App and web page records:
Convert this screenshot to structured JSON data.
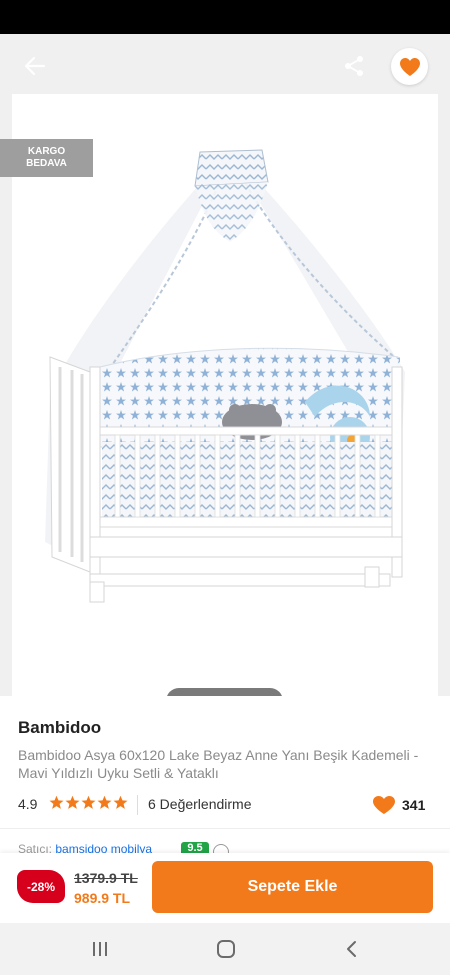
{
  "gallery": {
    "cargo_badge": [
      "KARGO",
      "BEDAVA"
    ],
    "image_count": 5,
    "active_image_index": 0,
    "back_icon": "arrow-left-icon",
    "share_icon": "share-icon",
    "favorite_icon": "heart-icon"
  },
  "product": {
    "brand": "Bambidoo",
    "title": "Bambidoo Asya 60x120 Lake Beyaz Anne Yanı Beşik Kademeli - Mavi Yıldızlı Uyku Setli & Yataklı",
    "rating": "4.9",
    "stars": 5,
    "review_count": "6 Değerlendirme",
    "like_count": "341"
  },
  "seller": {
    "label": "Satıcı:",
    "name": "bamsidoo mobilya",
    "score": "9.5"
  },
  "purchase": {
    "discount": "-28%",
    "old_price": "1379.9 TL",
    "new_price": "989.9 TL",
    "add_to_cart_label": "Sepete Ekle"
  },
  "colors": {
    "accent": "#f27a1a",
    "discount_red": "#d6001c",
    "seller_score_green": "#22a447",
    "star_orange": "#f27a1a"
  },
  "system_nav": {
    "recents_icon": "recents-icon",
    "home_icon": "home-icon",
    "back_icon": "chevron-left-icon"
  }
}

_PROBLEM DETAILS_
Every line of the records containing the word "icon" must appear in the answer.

_FINISHED TASK_
    "back_icon": "arrow-left-icon",
    "share_icon": "share-icon",
    "favorite_icon": "heart-icon"
    "recents_icon": "recents-icon",
    "home_icon": "home-icon",
    "back_icon": "chevron-left-icon"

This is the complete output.